- Global Solar announced today that its technology is powering thelargest CIGS single rooftop installation in the world. The system isproducing 820 kW of solar electricity for a plastics manufacturer inOrgiano, Italy, and was integrated and installed by Spain’s YohkonEnergia and CDM Italy. The second largest CIGS rooftop installationpowers Global Solar’s factory with 750 kilowatts in Tucson, Arizona, the show-me (your papers) state.
Global Solar has been selling CIGS products on a flexiblesubstrate for more than six years and targets their technology for avariety of applications:

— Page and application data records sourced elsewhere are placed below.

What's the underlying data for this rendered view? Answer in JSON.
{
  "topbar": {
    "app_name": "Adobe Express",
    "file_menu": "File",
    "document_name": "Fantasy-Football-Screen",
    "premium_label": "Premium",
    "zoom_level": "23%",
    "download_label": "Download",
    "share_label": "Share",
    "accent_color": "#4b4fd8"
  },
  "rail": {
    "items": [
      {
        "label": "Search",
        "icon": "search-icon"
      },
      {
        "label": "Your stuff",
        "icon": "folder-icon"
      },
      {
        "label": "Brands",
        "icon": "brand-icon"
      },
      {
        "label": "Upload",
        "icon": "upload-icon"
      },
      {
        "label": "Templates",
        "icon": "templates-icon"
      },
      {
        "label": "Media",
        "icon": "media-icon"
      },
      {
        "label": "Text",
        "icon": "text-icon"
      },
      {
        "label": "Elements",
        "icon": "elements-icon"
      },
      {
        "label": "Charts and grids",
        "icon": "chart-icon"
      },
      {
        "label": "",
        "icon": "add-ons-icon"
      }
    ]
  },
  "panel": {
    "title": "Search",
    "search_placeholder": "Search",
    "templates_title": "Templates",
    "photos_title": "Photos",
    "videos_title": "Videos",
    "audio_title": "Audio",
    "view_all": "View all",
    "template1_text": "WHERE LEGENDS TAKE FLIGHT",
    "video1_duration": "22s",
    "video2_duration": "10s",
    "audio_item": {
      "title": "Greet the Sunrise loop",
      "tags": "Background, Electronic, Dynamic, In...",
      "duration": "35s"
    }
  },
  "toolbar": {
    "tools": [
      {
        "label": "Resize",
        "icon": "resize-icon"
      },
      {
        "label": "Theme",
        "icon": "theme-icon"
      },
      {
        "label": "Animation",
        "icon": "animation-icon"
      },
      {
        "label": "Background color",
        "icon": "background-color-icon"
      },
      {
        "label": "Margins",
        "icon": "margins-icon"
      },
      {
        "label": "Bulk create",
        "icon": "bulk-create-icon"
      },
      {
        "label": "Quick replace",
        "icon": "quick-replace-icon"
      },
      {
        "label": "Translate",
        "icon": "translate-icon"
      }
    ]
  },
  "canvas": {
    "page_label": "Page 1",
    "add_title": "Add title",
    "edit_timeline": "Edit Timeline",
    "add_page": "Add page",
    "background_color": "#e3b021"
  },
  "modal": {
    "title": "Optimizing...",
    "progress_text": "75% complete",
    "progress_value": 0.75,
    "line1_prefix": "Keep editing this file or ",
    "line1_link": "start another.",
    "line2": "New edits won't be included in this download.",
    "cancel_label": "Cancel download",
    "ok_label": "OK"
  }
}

- Portable solar chargers — mobile power for consumer off-grid and militaryapplications. Obviously, price per watt is not the primary factor inthis usage of solar – it’s convenience and portability. A 62 wattportable product has a retail price of about $13 per watt.
- BIPV — Global Solar is a "supplier of choice" for Dow’s massive solar roof shingle undertaking.
- Modules — GSE supplies "strings of cells" for module suppliers like Yohkon which fabricate glass-sandwich solar modules from the GSEstrings. GSE does not build the modules themselves.
- BIPV — GSE also targets the "BIPV" market segment of flexibleglue-on solar, as currently served by Uni-Solar with their amorphoussilicon technology. Poirier insisted that most warehouse roofs and many commercial and industrial rooftops in Europe have weight limitationsand wind load issues that would be well served by the glass-freelow-weight of flexible substrates. He called it "a niche market but abig niche market." He also saw Global Solar as being 46 percent moreefficient than the ECD product – which could win GSE the race in thatSpecial Olympics event.
Solyndra and Nanosolar have booked staggering amounts of CIGSbusiness. They’ve shipped megawatts. GTM Research’s solar analyst,Shyam Mehta has stated that Solar Frontier (the former Showa ShellSolar) sold approximately 43 megawatts of CIGS PV in 2009. (See Thin Film 2010 and Market Outlook report). MiaSole, AQT, SoloPower, NuvoSun and others are trying to solve the CIGSriddle.
The current metric for photovoltaic supplers is dollars per watt. Take a look at First Solar’s quarterly reports – it tends to beprominently featured. It’s inescapable and needs to be confronted todetermine system cost and levelized cost of energy (LCOE). GlobalSolar’s Poirier said, "Our technology can get below one dollar perwatt."
But he would not disclose the firm’s current price per watt.
If CIGS players or other aspirants in solar want a piece of the solar pie — they are going to have to drive down costs to meet the priceleaders. Or they are going to have achieve such high efficiencies as to change the Balance of System / installation cost equation.